Artist:The Notorious B.I.G Died: March 9, 2007 Album:Life After Death Release Date: March 25, 2007 Speed To Market: 16 days
Artist:Otis Redding Died: December 10, 1967 Album:(Sittin’ On) The Dock Of The Bay Release Date: January 8, 1968 Speed To Market: 29 days
Artist:Tupac Died: September 7, 1996 Album:The Don Killuminati: The 7 Day Theory Release Date: November 5, 1996 Speed To Market: 59 days
Beyoncé Reveals “Countdown” Sneak Peek
Ready for a new Beyoncé video? (Is the answer ever not yes?) MTV’s Buzzworthy blog has the first 30 seconds of the video for “Countdown,” which premieres on Thursday. It’s simple yet ultra-stylized: sixties-chic by way of Sesame Street. Random fact: director Adria Petty is the daughter of Tom Petty. [MTV Buzzworthy]
TMZ reports this morning that they have seen a recently-discovered “five-minute sex tape showing Tupac receiving oral sex.” Allegedly the five-minute tape documents a 1991 house party featuring “a bunch of groupies,” and during the sex act, “an unreleased song of Tupac’s is playing in the background, as Tupac is singing along and dancing, wiggling his hips. And it gets even better,” the gossip site reports:
As the woman services Tupac, who is holding a cocktail in one hand and a blunt in another, Money B from Digital Underground walks over to him. Tupac puts his cocktail arm around Money B, continues singing and dancing … and the woman never stops.

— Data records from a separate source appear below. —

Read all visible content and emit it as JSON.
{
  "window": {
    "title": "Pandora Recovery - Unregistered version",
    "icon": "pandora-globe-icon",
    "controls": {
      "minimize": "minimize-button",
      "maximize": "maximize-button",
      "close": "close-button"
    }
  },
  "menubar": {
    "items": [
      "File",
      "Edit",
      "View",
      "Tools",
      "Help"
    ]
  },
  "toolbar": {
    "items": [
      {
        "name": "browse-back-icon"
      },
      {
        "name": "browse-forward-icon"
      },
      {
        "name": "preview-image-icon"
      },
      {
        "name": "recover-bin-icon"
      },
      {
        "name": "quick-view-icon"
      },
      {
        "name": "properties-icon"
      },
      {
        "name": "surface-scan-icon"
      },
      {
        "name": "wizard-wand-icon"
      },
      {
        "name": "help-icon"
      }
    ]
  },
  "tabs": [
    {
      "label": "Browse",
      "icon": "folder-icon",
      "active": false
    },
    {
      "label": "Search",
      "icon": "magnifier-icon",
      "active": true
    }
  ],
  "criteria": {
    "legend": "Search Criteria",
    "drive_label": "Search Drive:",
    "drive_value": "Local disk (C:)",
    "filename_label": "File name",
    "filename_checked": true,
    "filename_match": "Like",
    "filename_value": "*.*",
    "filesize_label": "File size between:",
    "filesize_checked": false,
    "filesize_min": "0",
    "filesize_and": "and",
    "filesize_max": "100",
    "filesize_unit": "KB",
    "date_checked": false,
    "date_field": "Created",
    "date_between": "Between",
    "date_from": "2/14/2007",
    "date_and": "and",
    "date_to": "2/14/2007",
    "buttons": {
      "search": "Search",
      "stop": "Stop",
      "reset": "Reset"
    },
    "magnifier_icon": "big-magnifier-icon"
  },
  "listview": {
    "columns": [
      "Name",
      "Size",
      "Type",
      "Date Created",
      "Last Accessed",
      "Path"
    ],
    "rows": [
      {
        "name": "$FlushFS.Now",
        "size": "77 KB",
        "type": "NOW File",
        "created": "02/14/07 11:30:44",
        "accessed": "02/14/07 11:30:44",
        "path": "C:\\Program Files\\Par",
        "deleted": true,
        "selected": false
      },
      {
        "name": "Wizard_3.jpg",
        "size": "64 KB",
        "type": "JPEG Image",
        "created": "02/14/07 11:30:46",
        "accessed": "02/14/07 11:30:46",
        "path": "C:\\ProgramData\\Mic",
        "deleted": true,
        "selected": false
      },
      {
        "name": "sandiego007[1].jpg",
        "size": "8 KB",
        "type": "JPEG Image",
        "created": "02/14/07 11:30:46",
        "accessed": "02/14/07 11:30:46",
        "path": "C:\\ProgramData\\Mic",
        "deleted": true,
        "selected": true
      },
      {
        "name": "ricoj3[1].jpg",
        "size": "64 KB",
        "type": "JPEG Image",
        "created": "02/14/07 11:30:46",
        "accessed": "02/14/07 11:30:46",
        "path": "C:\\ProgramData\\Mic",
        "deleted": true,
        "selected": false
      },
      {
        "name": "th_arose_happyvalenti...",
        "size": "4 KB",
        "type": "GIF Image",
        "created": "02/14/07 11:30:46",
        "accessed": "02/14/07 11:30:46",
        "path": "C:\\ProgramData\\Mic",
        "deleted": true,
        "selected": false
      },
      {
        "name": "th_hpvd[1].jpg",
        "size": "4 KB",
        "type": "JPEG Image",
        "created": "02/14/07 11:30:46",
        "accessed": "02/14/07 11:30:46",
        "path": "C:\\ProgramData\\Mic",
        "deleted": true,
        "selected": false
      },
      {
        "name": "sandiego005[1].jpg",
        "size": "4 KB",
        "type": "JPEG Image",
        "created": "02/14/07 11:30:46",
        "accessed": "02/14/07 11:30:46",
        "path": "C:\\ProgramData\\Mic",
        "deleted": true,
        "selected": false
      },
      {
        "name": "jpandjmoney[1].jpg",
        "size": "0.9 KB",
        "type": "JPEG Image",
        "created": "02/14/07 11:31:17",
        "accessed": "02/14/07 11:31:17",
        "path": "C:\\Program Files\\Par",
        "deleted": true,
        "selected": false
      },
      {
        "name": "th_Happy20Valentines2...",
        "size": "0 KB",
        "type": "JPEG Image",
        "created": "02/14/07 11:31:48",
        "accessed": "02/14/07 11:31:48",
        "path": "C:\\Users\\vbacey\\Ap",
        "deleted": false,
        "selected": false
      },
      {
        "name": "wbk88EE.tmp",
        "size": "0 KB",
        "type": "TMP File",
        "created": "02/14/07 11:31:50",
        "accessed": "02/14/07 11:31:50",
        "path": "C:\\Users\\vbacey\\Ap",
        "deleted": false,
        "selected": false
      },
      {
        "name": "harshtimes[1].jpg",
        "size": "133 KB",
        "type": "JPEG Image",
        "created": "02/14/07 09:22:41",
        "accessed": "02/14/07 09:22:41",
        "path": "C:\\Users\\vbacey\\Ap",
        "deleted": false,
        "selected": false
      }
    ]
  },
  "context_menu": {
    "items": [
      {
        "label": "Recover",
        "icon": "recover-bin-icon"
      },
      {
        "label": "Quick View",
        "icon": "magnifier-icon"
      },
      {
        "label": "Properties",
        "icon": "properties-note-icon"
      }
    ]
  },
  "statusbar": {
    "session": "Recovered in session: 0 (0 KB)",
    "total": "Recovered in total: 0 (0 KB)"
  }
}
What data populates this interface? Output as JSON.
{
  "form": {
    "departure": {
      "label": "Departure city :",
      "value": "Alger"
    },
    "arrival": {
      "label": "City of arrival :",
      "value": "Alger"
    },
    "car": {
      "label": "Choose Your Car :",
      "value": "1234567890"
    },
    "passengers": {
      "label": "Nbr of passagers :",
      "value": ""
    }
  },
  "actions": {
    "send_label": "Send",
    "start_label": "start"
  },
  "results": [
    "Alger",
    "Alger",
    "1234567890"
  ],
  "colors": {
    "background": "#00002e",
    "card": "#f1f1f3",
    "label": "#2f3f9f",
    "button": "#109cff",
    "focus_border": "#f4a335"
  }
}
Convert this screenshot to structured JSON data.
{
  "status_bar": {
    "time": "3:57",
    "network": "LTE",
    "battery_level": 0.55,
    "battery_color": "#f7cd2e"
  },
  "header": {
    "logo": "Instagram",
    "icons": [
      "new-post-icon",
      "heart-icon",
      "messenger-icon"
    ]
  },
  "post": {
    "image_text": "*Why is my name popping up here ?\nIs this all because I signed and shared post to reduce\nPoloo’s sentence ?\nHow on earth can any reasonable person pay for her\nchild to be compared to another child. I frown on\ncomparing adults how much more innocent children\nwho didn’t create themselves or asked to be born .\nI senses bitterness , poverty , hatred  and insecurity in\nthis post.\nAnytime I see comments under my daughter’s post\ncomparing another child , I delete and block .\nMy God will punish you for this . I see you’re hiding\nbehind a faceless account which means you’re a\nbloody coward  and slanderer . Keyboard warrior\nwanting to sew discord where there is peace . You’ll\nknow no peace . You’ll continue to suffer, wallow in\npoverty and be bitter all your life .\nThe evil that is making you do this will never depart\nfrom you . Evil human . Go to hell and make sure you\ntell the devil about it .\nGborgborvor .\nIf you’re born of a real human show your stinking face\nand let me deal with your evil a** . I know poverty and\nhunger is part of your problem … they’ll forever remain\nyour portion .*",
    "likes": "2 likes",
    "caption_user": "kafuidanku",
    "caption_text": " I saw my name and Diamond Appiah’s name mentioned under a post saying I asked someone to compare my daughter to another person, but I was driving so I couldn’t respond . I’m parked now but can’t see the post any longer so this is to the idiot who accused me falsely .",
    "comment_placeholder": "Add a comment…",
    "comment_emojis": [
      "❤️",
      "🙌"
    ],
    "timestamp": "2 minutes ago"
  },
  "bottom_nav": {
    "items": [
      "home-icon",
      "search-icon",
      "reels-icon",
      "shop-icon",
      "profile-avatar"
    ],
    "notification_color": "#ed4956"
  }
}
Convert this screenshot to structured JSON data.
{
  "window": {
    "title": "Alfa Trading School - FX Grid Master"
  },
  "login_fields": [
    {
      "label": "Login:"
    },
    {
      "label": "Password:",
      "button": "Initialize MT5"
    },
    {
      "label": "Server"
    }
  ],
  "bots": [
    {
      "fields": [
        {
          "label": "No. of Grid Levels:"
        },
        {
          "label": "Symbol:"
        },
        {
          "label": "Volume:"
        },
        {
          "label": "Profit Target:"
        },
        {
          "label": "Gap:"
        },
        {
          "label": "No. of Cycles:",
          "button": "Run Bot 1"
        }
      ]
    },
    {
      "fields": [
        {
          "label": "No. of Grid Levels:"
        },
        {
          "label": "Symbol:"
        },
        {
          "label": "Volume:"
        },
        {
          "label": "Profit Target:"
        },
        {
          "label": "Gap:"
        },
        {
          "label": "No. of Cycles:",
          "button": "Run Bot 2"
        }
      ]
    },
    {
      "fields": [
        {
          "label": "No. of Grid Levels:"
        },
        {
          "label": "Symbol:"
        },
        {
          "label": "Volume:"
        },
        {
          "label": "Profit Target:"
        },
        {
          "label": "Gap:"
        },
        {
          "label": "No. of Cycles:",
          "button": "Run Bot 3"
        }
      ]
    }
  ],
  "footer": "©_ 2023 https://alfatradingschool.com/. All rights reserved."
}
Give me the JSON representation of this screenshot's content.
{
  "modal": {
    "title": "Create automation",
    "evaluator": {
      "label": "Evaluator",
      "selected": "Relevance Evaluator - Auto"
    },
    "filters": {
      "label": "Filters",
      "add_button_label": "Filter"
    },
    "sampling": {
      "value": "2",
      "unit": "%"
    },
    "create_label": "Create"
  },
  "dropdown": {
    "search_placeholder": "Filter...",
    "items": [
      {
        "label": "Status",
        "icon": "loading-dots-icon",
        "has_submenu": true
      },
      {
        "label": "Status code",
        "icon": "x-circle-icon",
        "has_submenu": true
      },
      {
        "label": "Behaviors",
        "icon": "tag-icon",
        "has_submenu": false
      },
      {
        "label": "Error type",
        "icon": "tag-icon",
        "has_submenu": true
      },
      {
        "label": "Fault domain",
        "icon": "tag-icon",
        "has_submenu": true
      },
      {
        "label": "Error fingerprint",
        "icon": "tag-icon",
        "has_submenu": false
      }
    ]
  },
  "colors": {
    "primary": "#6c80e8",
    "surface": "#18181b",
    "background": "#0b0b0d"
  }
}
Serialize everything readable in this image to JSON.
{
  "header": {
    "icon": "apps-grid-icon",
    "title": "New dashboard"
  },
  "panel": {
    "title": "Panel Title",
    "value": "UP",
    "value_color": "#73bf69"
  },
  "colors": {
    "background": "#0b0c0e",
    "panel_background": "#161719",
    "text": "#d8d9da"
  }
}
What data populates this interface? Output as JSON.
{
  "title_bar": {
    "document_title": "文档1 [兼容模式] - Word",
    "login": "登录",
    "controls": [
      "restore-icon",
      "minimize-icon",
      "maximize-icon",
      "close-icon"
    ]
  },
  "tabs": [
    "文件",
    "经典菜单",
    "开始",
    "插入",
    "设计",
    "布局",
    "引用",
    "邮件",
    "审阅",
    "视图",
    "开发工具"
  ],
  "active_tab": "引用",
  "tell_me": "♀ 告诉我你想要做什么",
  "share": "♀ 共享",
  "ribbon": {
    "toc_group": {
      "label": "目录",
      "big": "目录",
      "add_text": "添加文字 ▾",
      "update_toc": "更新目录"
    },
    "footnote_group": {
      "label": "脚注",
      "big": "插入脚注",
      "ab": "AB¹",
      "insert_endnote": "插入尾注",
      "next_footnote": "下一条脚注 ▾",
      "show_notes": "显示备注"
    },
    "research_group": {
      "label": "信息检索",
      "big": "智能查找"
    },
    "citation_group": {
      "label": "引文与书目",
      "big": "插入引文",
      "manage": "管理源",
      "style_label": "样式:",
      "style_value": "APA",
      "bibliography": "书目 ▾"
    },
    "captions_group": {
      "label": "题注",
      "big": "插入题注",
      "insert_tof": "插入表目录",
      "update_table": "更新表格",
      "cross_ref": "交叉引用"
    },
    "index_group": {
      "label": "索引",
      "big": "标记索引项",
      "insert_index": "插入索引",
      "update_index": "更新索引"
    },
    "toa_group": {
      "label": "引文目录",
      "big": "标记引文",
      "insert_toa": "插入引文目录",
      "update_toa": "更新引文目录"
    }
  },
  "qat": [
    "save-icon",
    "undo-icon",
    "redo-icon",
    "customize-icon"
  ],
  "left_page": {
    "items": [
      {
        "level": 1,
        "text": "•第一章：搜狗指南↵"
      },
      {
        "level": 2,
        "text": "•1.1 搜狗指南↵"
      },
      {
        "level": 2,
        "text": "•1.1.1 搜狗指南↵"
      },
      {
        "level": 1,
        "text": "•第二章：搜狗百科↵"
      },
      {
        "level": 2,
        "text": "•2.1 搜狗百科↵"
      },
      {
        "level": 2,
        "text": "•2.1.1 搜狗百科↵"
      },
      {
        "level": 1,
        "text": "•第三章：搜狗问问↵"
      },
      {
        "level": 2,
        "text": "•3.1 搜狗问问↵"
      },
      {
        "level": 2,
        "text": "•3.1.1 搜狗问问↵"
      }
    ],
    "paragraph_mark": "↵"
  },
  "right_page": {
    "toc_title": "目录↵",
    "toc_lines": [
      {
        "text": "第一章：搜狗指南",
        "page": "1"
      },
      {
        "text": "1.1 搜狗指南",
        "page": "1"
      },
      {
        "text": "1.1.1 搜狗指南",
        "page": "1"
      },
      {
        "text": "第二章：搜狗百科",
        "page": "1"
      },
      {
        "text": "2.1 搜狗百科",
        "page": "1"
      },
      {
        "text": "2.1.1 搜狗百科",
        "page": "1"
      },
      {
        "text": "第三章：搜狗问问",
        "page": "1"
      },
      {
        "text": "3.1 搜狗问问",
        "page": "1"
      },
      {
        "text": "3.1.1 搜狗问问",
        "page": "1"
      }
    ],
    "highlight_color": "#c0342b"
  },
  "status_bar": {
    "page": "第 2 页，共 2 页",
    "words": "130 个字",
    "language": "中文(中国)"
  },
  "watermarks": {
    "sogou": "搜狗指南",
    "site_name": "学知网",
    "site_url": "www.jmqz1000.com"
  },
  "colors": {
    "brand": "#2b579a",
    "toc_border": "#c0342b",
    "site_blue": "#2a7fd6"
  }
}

We tend to be skeptical of these types of rumors, in absence of evidence available, but we have to admit this story has a significant ring of truth to it. After all, five years later Tupac would make an X-rated music video (with a censored cut for television, of course) for “How Do U Want It.” What we’re more curious about, in this case, is the twenty-year journey the tape has taken before reaching someone who, TMZ reports, “is making plans to release it.” Did the tape get mixed into a bunch of old VHS tapes and sold at a garage sale by a relative of a Digital Underground member? Was it submitted to Death Row Records thanks to its inclusion of an unreleased song, and then copied by an unscrupulous intern or interloper? The world may never know. We welcome your theories, questions, and “Humpty Dance” puns in the comments.